From: MarkOU812


Hi Claire

Congratulations on righting the ship. 

A thought from the mind of Mark (could be scary)

I'm 54 and over that time I have quit doing a lot of things and for many reasons. That being said there are a lot of those things I "quit" that I would do again in a heartbeat. Smoking, however is not one of those things. Why? Because i never told myself i was quitting smoking (implying i was giving something up), i told myself I was getting rid of smoking. Implying i was taking out the 39 year old bag of trash.

I believe my mind believes what I tell it, even if I don't at the time. So in my rare moments of clarity and logic, I tell it what I want it to believe. Often times loudly and repeatedly. Lol

Just a thought, keep the faith 

10/13/2019 I stopped poisoning myself 



From: Denim50


Hey Claire, 

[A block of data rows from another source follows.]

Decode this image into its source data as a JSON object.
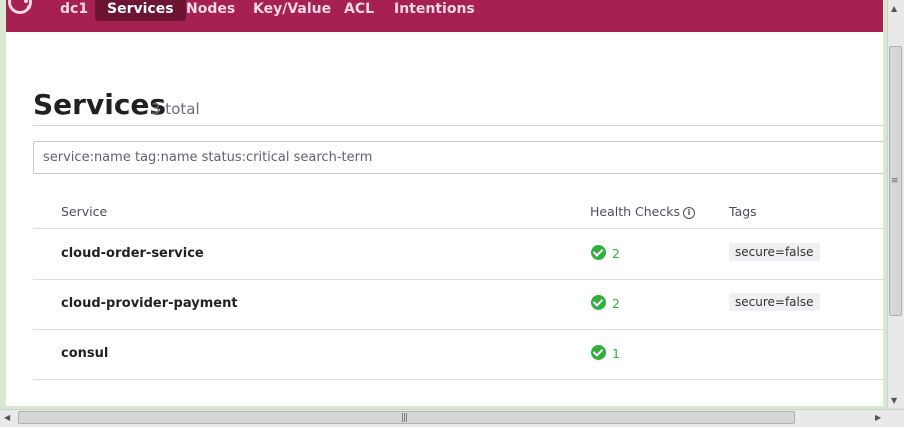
{
  "nav": {
    "datacenter": "dc1",
    "items": [
      "Services",
      "Nodes",
      "Key/Value",
      "ACL",
      "Intentions"
    ],
    "active": "Services"
  },
  "page": {
    "title": "Services",
    "subtitle": "3 total"
  },
  "search": {
    "placeholder": "service:name tag:name status:critical search-term",
    "value": ""
  },
  "table": {
    "headers": {
      "service": "Service",
      "health": "Health Checks",
      "tags": "Tags"
    },
    "rows": [
      {
        "name": "cloud-order-service",
        "checks": "2",
        "status": "passing",
        "tag": "secure=false"
      },
      {
        "name": "cloud-provider-payment",
        "checks": "2",
        "status": "passing",
        "tag": "secure=false"
      },
      {
        "name": "consul",
        "checks": "1",
        "status": "passing",
        "tag": ""
      }
    ]
  },
  "icons": {
    "logo": "consul-logo-icon",
    "info": "info-icon",
    "check": "check-circle-icon"
  },
  "colors": {
    "nav_bg": "#a62052",
    "nav_active_bg": "#6b1533",
    "passing": "#2eb039",
    "window_frame": "#d8e9d2"
  }
}
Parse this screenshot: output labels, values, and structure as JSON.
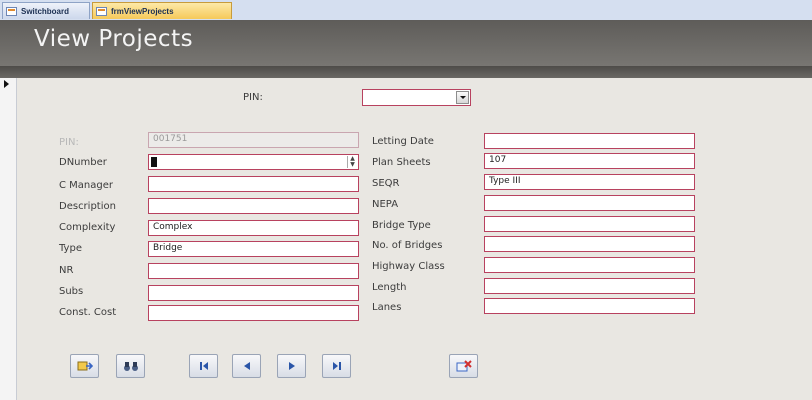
{
  "tabs": [
    {
      "label": "Switchboard"
    },
    {
      "label": "frmViewProjects"
    }
  ],
  "header": {
    "title": "View Projects"
  },
  "pin_lookup": {
    "label": "PIN:",
    "value": ""
  },
  "left_fields": [
    {
      "label": "PIN:",
      "value": "001751"
    },
    {
      "label": "DNumber",
      "value": ""
    },
    {
      "label": "C Manager",
      "value": ""
    },
    {
      "label": "Description",
      "value": ""
    },
    {
      "label": "Complexity",
      "value": "Complex"
    },
    {
      "label": "Type",
      "value": "Bridge"
    },
    {
      "label": "NR",
      "value": ""
    },
    {
      "label": "Subs",
      "value": ""
    },
    {
      "label": "Const. Cost",
      "value": ""
    }
  ],
  "right_fields": [
    {
      "label": "Letting Date",
      "value": ""
    },
    {
      "label": "Plan Sheets",
      "value": "107"
    },
    {
      "label": "SEQR",
      "value": "Type III"
    },
    {
      "label": "NEPA",
      "value": ""
    },
    {
      "label": "Bridge Type",
      "value": ""
    },
    {
      "label": "No. of Bridges",
      "value": ""
    },
    {
      "label": "Highway Class",
      "value": ""
    },
    {
      "label": "Length",
      "value": ""
    },
    {
      "label": "Lanes",
      "value": ""
    }
  ],
  "icons": {
    "open_form": "open-form-icon",
    "find": "binoculars-icon",
    "first": "first-record-icon",
    "prev": "previous-record-icon",
    "next": "next-record-icon",
    "last": "last-record-icon",
    "close": "close-form-icon"
  },
  "colors": {
    "field_border": "#b8425f",
    "header_bg": "#6b6966",
    "form_bg": "#e9e7e2",
    "tab_active": "#f6c95a"
  }
}
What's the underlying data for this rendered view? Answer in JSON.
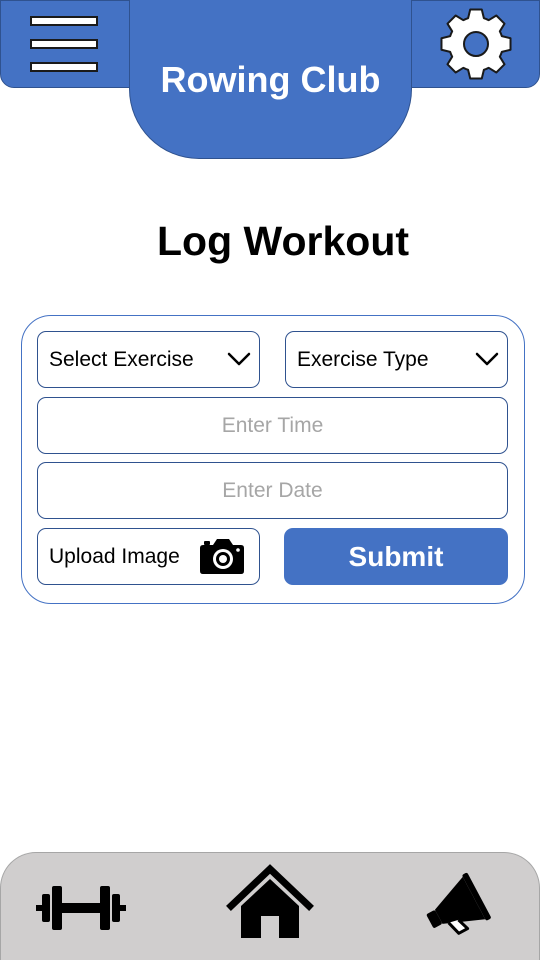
{
  "header": {
    "title": "Rowing Club",
    "menu_icon": "hamburger-menu-icon",
    "settings_icon": "gear-icon",
    "color": "#4472C4",
    "border_color": "#2F528F"
  },
  "main": {
    "page_title": "Log Workout"
  },
  "form": {
    "exercise_select": {
      "label": "Select Exercise",
      "icon": "chevron-down-icon"
    },
    "exercise_type_select": {
      "label": "Exercise Type",
      "icon": "chevron-down-icon"
    },
    "time_input": {
      "value": "",
      "placeholder": "Enter Time"
    },
    "date_input": {
      "value": "",
      "placeholder": "Enter Date"
    },
    "upload": {
      "label": "Upload Image",
      "icon": "camera-icon"
    },
    "submit_label": "Submit"
  },
  "bottom_nav": {
    "background": "#D0CECE",
    "items": [
      {
        "name": "workouts",
        "icon": "dumbbell-icon"
      },
      {
        "name": "home",
        "icon": "home-icon"
      },
      {
        "name": "announcements",
        "icon": "megaphone-icon"
      }
    ]
  }
}
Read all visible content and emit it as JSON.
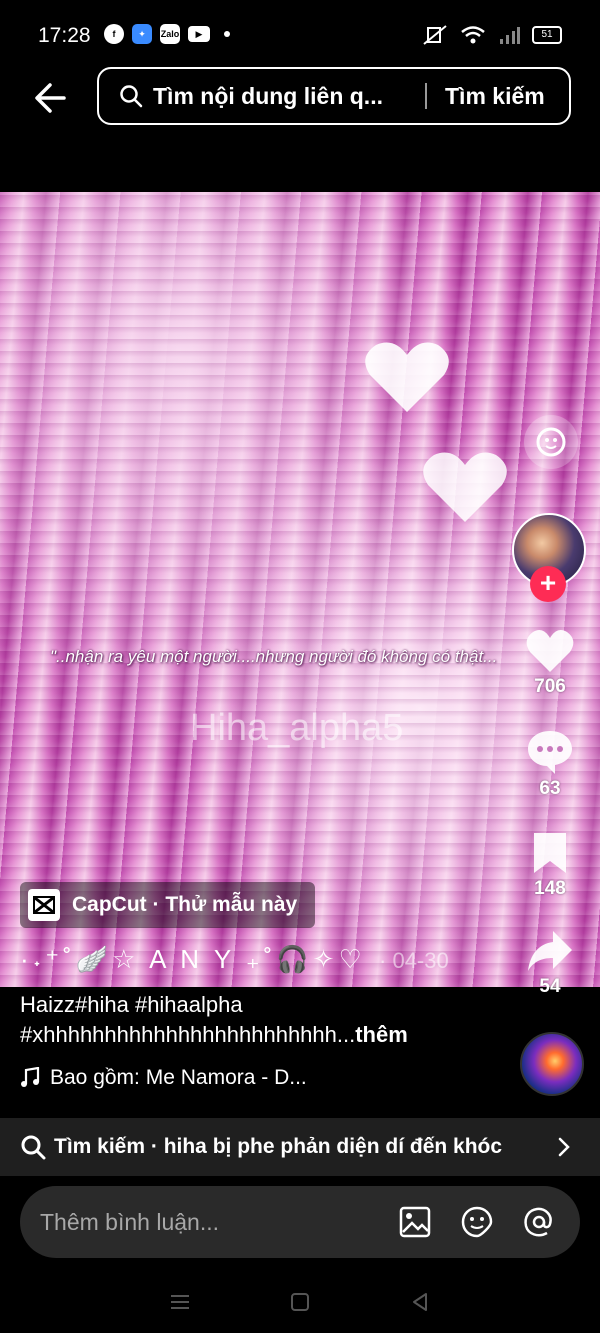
{
  "status_bar": {
    "time": "17:28",
    "app_icons": [
      "facebook-icon",
      "messenger-icon",
      "zalo-icon",
      "youtube-icon"
    ],
    "zalo_label": "Zalo",
    "battery": "51"
  },
  "header": {
    "search_query": "Tìm nội dung liên q...",
    "search_button": "Tìm kiếm"
  },
  "video": {
    "caption_overlay": "\"..nhận ra yêu một người....nhưng người đó không có thật...",
    "watermark": "Hiha_alpha5",
    "capcut_label": "CapCut · Thử mẫu này",
    "author": "·˖⁺˚🪽☆ A N Y ₊˚🎧✧♡",
    "date": "· 04-30"
  },
  "actions": {
    "likes": "706",
    "comments": "63",
    "saves": "148",
    "shares": "54"
  },
  "description": {
    "line1": "Haizz#hiha #hihaalpha",
    "line2": "#xhhhhhhhhhhhhhhhhhhhhhhhh...",
    "more": "thêm",
    "music": "Bao gồm: Me Namora - D..."
  },
  "related_search": {
    "label": "Tìm kiếm · hiha bị phe phản diện dí đến khóc"
  },
  "comment_bar": {
    "placeholder": "Thêm bình luận..."
  },
  "colors": {
    "accent": "#fe2c55",
    "background": "#000000"
  }
}
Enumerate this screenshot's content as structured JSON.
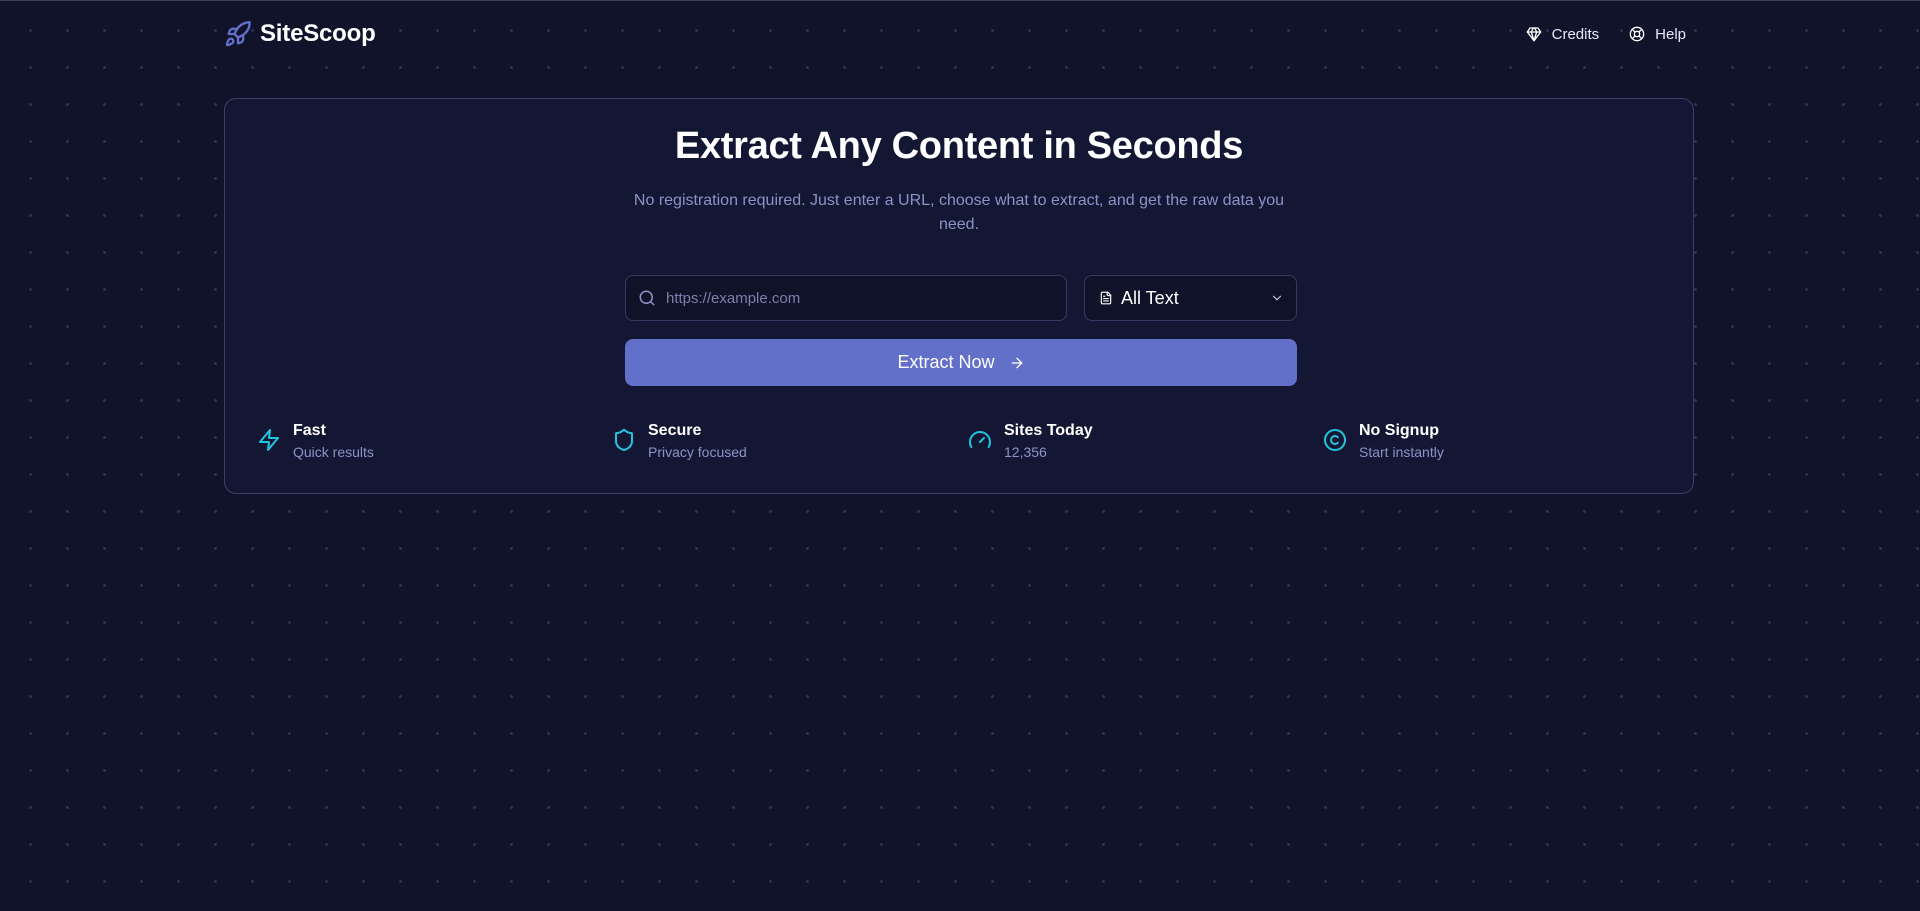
{
  "app": {
    "name": "SiteScoop"
  },
  "nav": {
    "credits": "Credits",
    "help": "Help"
  },
  "hero": {
    "title": "Extract Any Content in Seconds",
    "subtitle": "No registration required. Just enter a URL, choose what to extract, and get the raw data you need."
  },
  "form": {
    "url_placeholder": "https://example.com",
    "url_value": "",
    "extract_type": "All Text",
    "submit_label": "Extract Now"
  },
  "features": [
    {
      "icon": "lightning-icon",
      "title": "Fast",
      "subtitle": "Quick results"
    },
    {
      "icon": "shield-icon",
      "title": "Secure",
      "subtitle": "Privacy focused"
    },
    {
      "icon": "gauge-icon",
      "title": "Sites Today",
      "subtitle": "12,356"
    },
    {
      "icon": "copyright-icon",
      "title": "No Signup",
      "subtitle": "Start instantly"
    }
  ],
  "colors": {
    "background": "#11132a",
    "card": "#141734",
    "accent": "#6370c9",
    "feature_icon": "#22c5e0",
    "muted_text": "#8c93c6"
  }
}
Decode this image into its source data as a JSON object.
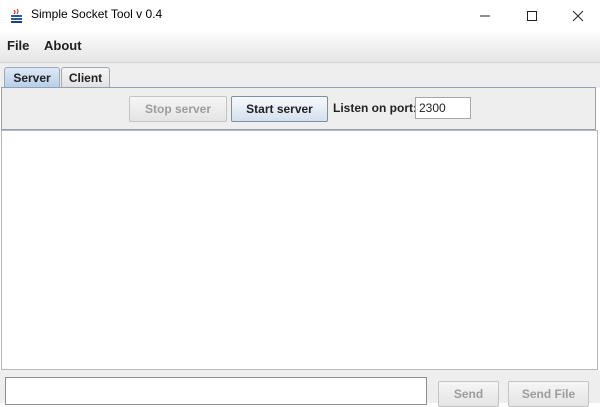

     I’m so happy you’ve returned! I remember when we were both starting out in the March 2018 thread. I know you’ve tried a few times since to quit. I’m sorry to hear that none of them stuck but it doesn’t mean this one can’t. You can do it and it’s so great to hear the determination in your post this time. Determination is definitely needed. The beginning is the hardest no matter how many times you begin again, so stay in the moment, take it day by day, a hour, or a minute at a time if necessary. Stay strong and stay determined. You can do this and we will be here cheering you on. Stay close, read, post, and join in. How are you doing today? When those thoughts of smoking hit try turning them around. It helps. I’ll put a couple of links to articles to help with that. I hope you’ll join the ‘November Ex-Smokers 2019’ thread. I also hope you’ll stop by the ‘March Warriors 2018’ thread again some time. :) Are you still enjoying camping? Would love to catch up. Anyway, I wish you strength and success with this quit I and I look forward to seeing you around the forum again. Have a great day.  





From: Douglas8845


It's not easy to quit but our choices are simple since there are only two options: we can smoke zero cigarettes or tens of thousands of the filthy things.  There is nothing in between.

I quit smoking over seven years ago and last August i was able to successfully donate a kidney to my younger brother.  He is now thriving after being on the brink of needing dialysis.

I did it.  So can you.



From: SusanK1960


Hi Douglas8845,

There is so much to be thankful for, and your post exemplifies that so much.

Wonderful that you have quit for 7 years and the fruits of that labor was being able to donate to your brother, which improved his life.

Thank you so much for telling your story.